**Data to examine:**
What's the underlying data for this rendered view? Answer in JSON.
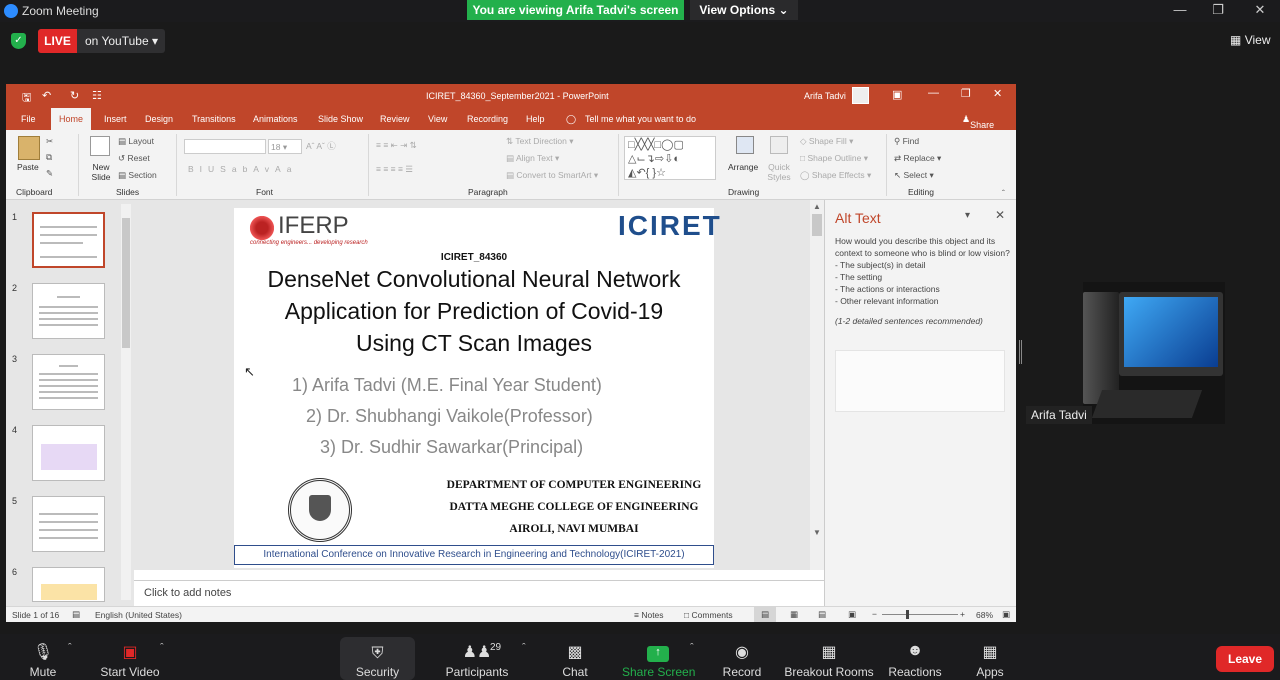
{
  "zoom": {
    "window_title": "Zoom Meeting",
    "viewing_banner": "You are viewing Arifa Tadvi's screen",
    "view_options": "View Options",
    "live_tag": "LIVE",
    "live_platform": "on YouTube",
    "view_label": "View",
    "participant_name": "Arifa Tadvi",
    "participants_count": "29",
    "leave_label": "Leave",
    "toolbar": [
      {
        "label": "Mute",
        "icon": "microphone-icon"
      },
      {
        "label": "Start Video",
        "icon": "video-off-icon"
      },
      {
        "label": "Security",
        "icon": "shield-icon"
      },
      {
        "label": "Participants",
        "icon": "participants-icon"
      },
      {
        "label": "Chat",
        "icon": "chat-icon"
      },
      {
        "label": "Share Screen",
        "icon": "share-screen-icon"
      },
      {
        "label": "Record",
        "icon": "record-icon"
      },
      {
        "label": "Breakout Rooms",
        "icon": "breakout-rooms-icon"
      },
      {
        "label": "Reactions",
        "icon": "reactions-icon"
      },
      {
        "label": "Apps",
        "icon": "apps-icon"
      }
    ]
  },
  "ppt": {
    "title": "ICIRET_84360_September2021  -  PowerPoint",
    "user": "Arifa Tadvi",
    "tabs": [
      "File",
      "Home",
      "Insert",
      "Design",
      "Transitions",
      "Animations",
      "Slide Show",
      "Review",
      "View",
      "Recording",
      "Help"
    ],
    "tell_me": "Tell me what you want to do",
    "share": "Share",
    "ribbon": {
      "clipboard": "Clipboard",
      "paste": "Paste",
      "slides": "Slides",
      "new_slide": "New Slide",
      "layout": "Layout",
      "reset": "Reset",
      "section": "Section",
      "font": "Font",
      "font_size": "18",
      "paragraph": "Paragraph",
      "text_direction": "Text Direction",
      "align_text": "Align Text",
      "convert_smartart": "Convert to SmartArt",
      "drawing": "Drawing",
      "arrange": "Arrange",
      "quick_styles": "Quick Styles",
      "shape_fill": "Shape Fill",
      "shape_outline": "Shape Outline",
      "shape_effects": "Shape Effects",
      "editing": "Editing",
      "find": "Find",
      "replace": "Replace",
      "select": "Select"
    },
    "thumb_numbers": [
      "1",
      "2",
      "3",
      "4",
      "5",
      "6"
    ],
    "slide": {
      "logo_left": "IFERP",
      "logo_left_tag": "connecting engineers... developing research",
      "logo_right": "ICIRET",
      "code": "ICIRET_84360",
      "title_line1": "DenseNet Convolutional Neural Network",
      "title_line2": "Application for Prediction of Covid-19",
      "title_line3": "Using CT Scan Images",
      "author1": "1)  Arifa Tadvi (M.E. Final Year Student)",
      "author2": "2)  Dr. Shubhangi Vaikole(Professor)",
      "author3": "3) Dr. Sudhir Sawarkar(Principal)",
      "dept1": "DEPARTMENT OF COMPUTER ENGINEERING",
      "dept2": "DATTA MEGHE COLLEGE OF ENGINEERING",
      "dept3": "AIROLI, NAVI MUMBAI",
      "footer": "International Conference on Innovative Research in Engineering and Technology(ICIRET-2021)"
    },
    "notes_placeholder": "Click to add notes",
    "alt_text": {
      "title": "Alt Text",
      "desc": "How would you describe this object and its context to someone who is blind or low vision?",
      "items": [
        "- The subject(s) in detail",
        "- The setting",
        "- The actions or interactions",
        "- Other relevant information"
      ],
      "hint": "(1-2 detailed sentences recommended)"
    },
    "status": {
      "slide": "Slide 1 of 16",
      "language": "English (United States)",
      "notes": "Notes",
      "comments": "Comments",
      "zoom": "68%"
    }
  }
}
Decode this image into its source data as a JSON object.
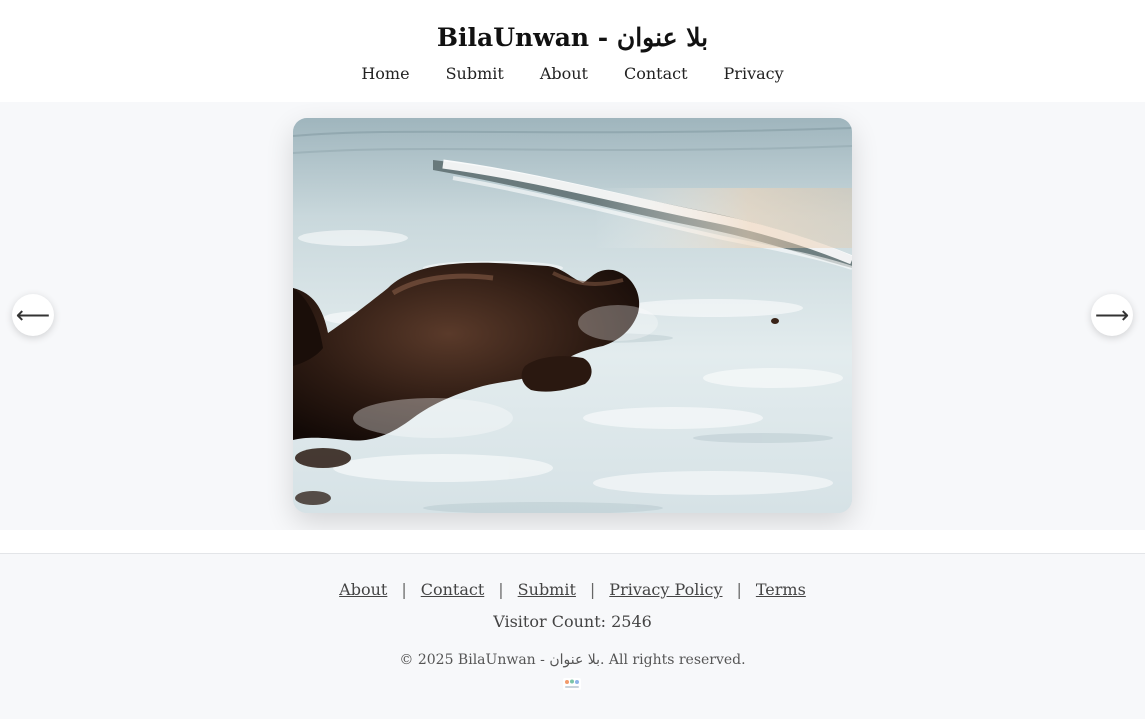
{
  "header": {
    "title": "BilaUnwan - بلا عنوان",
    "nav": [
      "Home",
      "Submit",
      "About",
      "Contact",
      "Privacy"
    ]
  },
  "carousel": {
    "prev_icon": "arrow-left-icon",
    "next_icon": "arrow-right-icon",
    "prev_glyph": "⟵",
    "next_glyph": "⟶",
    "slide_image": "ocean-waves-rocks-photo"
  },
  "footer": {
    "links": [
      "About",
      "Contact",
      "Submit",
      "Privacy Policy",
      "Terms"
    ],
    "separator": "|",
    "visitor_count": "Visitor Count: 2546",
    "copyright": "© 2025 BilaUnwan - بلا عنوان. All rights reserved.",
    "badge_icon": "counter-badge-icon"
  },
  "colors": {
    "page_background": "#f7f8fa",
    "header_background": "#ffffff"
  }
}
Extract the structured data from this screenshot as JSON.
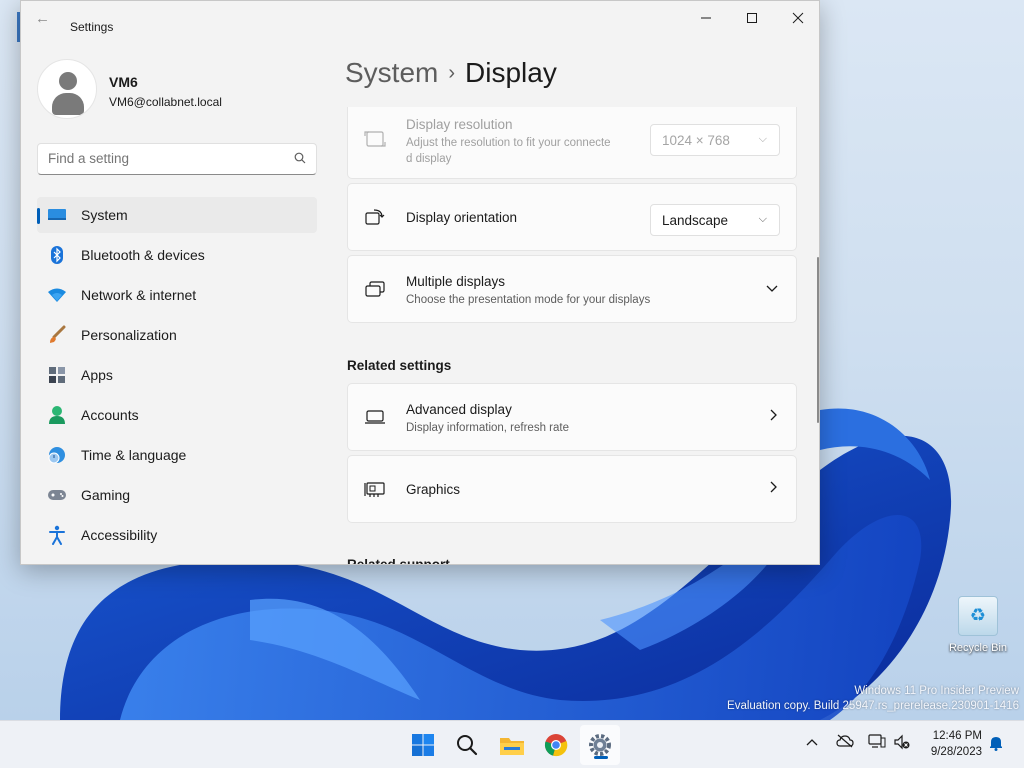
{
  "window": {
    "app_title": "Settings",
    "back_icon": "back-arrow-icon",
    "controls": [
      "minimize",
      "maximize",
      "close"
    ]
  },
  "profile": {
    "name": "VM6",
    "email": "VM6@collabnet.local"
  },
  "search": {
    "placeholder": "Find a setting"
  },
  "sidebar": {
    "items": [
      {
        "label": "System",
        "icon": "system-monitor-icon",
        "active": true
      },
      {
        "label": "Bluetooth & devices",
        "icon": "bluetooth-icon"
      },
      {
        "label": "Network & internet",
        "icon": "wifi-icon"
      },
      {
        "label": "Personalization",
        "icon": "paintbrush-icon"
      },
      {
        "label": "Apps",
        "icon": "apps-icon"
      },
      {
        "label": "Accounts",
        "icon": "person-icon"
      },
      {
        "label": "Time & language",
        "icon": "globe-clock-icon"
      },
      {
        "label": "Gaming",
        "icon": "controller-icon"
      },
      {
        "label": "Accessibility",
        "icon": "accessibility-icon"
      }
    ]
  },
  "header": {
    "breadcrumb": "System",
    "separator": "›",
    "current": "Display"
  },
  "cards": {
    "resolution": {
      "title": "Display resolution",
      "subtitle_line1": "Adjust the resolution to fit your connecte",
      "subtitle_line2": "d display",
      "value": "1024 × 768",
      "disabled": true
    },
    "orientation": {
      "title": "Display orientation",
      "value": "Landscape"
    },
    "multiple": {
      "title": "Multiple displays",
      "subtitle": "Choose the presentation mode for your displays"
    },
    "related_heading": "Related settings",
    "advanced": {
      "title": "Advanced display",
      "subtitle": "Display information, refresh rate"
    },
    "graphics": {
      "title": "Graphics"
    },
    "support_heading": "Related support"
  },
  "desktop": {
    "recycle_bin_label": "Recycle Bin",
    "watermark_line1": "Windows 11 Pro Insider Preview",
    "watermark_line2": "Evaluation copy. Build 25947.rs_prerelease.230901-1416"
  },
  "taskbar": {
    "apps": [
      "start-icon",
      "search-icon",
      "file-explorer-icon",
      "chrome-icon",
      "settings-gear-icon"
    ],
    "time": "12:46 PM",
    "date": "9/28/2023",
    "accent": "#005fb8"
  }
}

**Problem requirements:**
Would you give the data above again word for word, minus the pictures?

**Answer area:**
What's the underlying data for this rendered view? Answer in JSON.
{
  "zoom": {
    "window_title": "Zoom Meeting",
    "viewing_banner": "You are viewing Arifa Tadvi's screen",
    "view_options": "View Options",
    "live_tag": "LIVE",
    "live_platform": "on YouTube",
    "view_label": "View",
    "participant_name": "Arifa Tadvi",
    "participants_count": "29",
    "leave_label": "Leave",
    "toolbar": [
      {
        "label": "Mute",
        "icon": "microphone-icon"
      },
      {
        "label": "Start Video",
        "icon": "video-off-icon"
      },
      {
        "label": "Security",
        "icon": "shield-icon"
      },
      {
        "label": "Participants",
        "icon": "participants-icon"
      },
      {
        "label": "Chat",
        "icon": "chat-icon"
      },
      {
        "label": "Share Screen",
        "icon": "share-screen-icon"
      },
      {
        "label": "Record",
        "icon": "record-icon"
      },
      {
        "label": "Breakout Rooms",
        "icon": "breakout-rooms-icon"
      },
      {
        "label": "Reactions",
        "icon": "reactions-icon"
      },
      {
        "label": "Apps",
        "icon": "apps-icon"
      }
    ]
  },
  "ppt": {
    "title": "ICIRET_84360_September2021  -  PowerPoint",
    "user": "Arifa Tadvi",
    "tabs": [
      "File",
      "Home",
      "Insert",
      "Design",
      "Transitions",
      "Animations",
      "Slide Show",
      "Review",
      "View",
      "Recording",
      "Help"
    ],
    "tell_me": "Tell me what you want to do",
    "share": "Share",
    "ribbon": {
      "clipboard": "Clipboard",
      "paste": "Paste",
      "slides": "Slides",
      "new_slide": "New Slide",
      "layout": "Layout",
      "reset": "Reset",
      "section": "Section",
      "font": "Font",
      "font_size": "18",
      "paragraph": "Paragraph",
      "text_direction": "Text Direction",
      "align_text": "Align Text",
      "convert_smartart": "Convert to SmartArt",
      "drawing": "Drawing",
      "arrange": "Arrange",
      "quick_styles": "Quick Styles",
      "shape_fill": "Shape Fill",
      "shape_outline": "Shape Outline",
      "shape_effects": "Shape Effects",
      "editing": "Editing",
      "find": "Find",
      "replace": "Replace",
      "select": "Select"
    },
    "thumb_numbers": [
      "1",
      "2",
      "3",
      "4",
      "5",
      "6"
    ],
    "slide": {
      "logo_left": "IFERP",
      "logo_left_tag": "connecting engineers... developing research",
      "logo_right": "ICIRET",
      "code": "ICIRET_84360",
      "title_line1": "DenseNet Convolutional Neural Network",
      "title_line2": "Application for Prediction of Covid-19",
      "title_line3": "Using CT Scan Images",
      "author1": "1)  Arifa Tadvi (M.E. Final Year Student)",
      "author2": "2)  Dr. Shubhangi Vaikole(Professor)",
      "author3": "3) Dr. Sudhir Sawarkar(Principal)",
      "dept1": "DEPARTMENT OF COMPUTER ENGINEERING",
      "dept2": "DATTA MEGHE COLLEGE OF ENGINEERING",
      "dept3": "AIROLI, NAVI MUMBAI",
      "footer": "International Conference on Innovative Research in Engineering and Technology(ICIRET-2021)"
    },
    "notes_placeholder": "Click to add notes",
    "alt_text": {
      "title": "Alt Text",
      "desc": "How would you describe this object and its context to someone who is blind or low vision?",
      "items": [
        "- The subject(s) in detail",
        "- The setting",
        "- The actions or interactions",
        "- Other relevant information"
      ],
      "hint": "(1-2 detailed sentences recommended)"
    },
    "status": {
      "slide": "Slide 1 of 16",
      "language": "English (United States)",
      "notes": "Notes",
      "comments": "Comments",
      "zoom": "68%"
    }
  }
}
Decode this image into its source data as a JSON object.
{
  "header": {
    "title": "BilaUnwan - بلا عنوان",
    "nav": [
      "Home",
      "Submit",
      "About",
      "Contact",
      "Privacy"
    ]
  },
  "carousel": {
    "prev_icon": "arrow-left-icon",
    "next_icon": "arrow-right-icon",
    "prev_glyph": "⟵",
    "next_glyph": "⟶",
    "slide_image": "ocean-waves-rocks-photo"
  },
  "footer": {
    "links": [
      "About",
      "Contact",
      "Submit",
      "Privacy Policy",
      "Terms"
    ],
    "separator": "|",
    "visitor_count": "Visitor Count: 2546",
    "copyright": "© 2025 BilaUnwan - بلا عنوان. All rights reserved.",
    "badge_icon": "counter-badge-icon"
  },
  "colors": {
    "page_background": "#f7f8fa",
    "header_background": "#ffffff"
  }
}
Extract the structured data from this screenshot as JSON.
{
  "window": {
    "app_title": "Settings",
    "back_icon": "back-arrow-icon",
    "controls": [
      "minimize",
      "maximize",
      "close"
    ]
  },
  "profile": {
    "name": "VM6",
    "email": "VM6@collabnet.local"
  },
  "search": {
    "placeholder": "Find a setting"
  },
  "sidebar": {
    "items": [
      {
        "label": "System",
        "icon": "system-monitor-icon",
        "active": true
      },
      {
        "label": "Bluetooth & devices",
        "icon": "bluetooth-icon"
      },
      {
        "label": "Network & internet",
        "icon": "wifi-icon"
      },
      {
        "label": "Personalization",
        "icon": "paintbrush-icon"
      },
      {
        "label": "Apps",
        "icon": "apps-icon"
      },
      {
        "label": "Accounts",
        "icon": "person-icon"
      },
      {
        "label": "Time & language",
        "icon": "globe-clock-icon"
      },
      {
        "label": "Gaming",
        "icon": "controller-icon"
      },
      {
        "label": "Accessibility",
        "icon": "accessibility-icon"
      }
    ]
  },
  "header": {
    "breadcrumb": "System",
    "separator": "›",
    "current": "Display"
  },
  "cards": {
    "resolution": {
      "title": "Display resolution",
      "subtitle_line1": "Adjust the resolution to fit your connecte",
      "subtitle_line2": "d display",
      "value": "1024 × 768",
      "disabled": true
    },
    "orientation": {
      "title": "Display orientation",
      "value": "Landscape"
    },
    "multiple": {
      "title": "Multiple displays",
      "subtitle": "Choose the presentation mode for your displays"
    },
    "related_heading": "Related settings",
    "advanced": {
      "title": "Advanced display",
      "subtitle": "Display information, refresh rate"
    },
    "graphics": {
      "title": "Graphics"
    },
    "support_heading": "Related support"
  },
  "desktop": {
    "recycle_bin_label": "Recycle Bin",
    "watermark_line1": "Windows 11 Pro Insider Preview",
    "watermark_line2": "Evaluation copy. Build 25947.rs_prerelease.230901-1416"
  },
  "taskbar": {
    "apps": [
      "start-icon",
      "search-icon",
      "file-explorer-icon",
      "chrome-icon",
      "settings-gear-icon"
    ],
    "time": "12:46 PM",
    "date": "9/28/2023",
    "accent": "#005fb8"
  }
}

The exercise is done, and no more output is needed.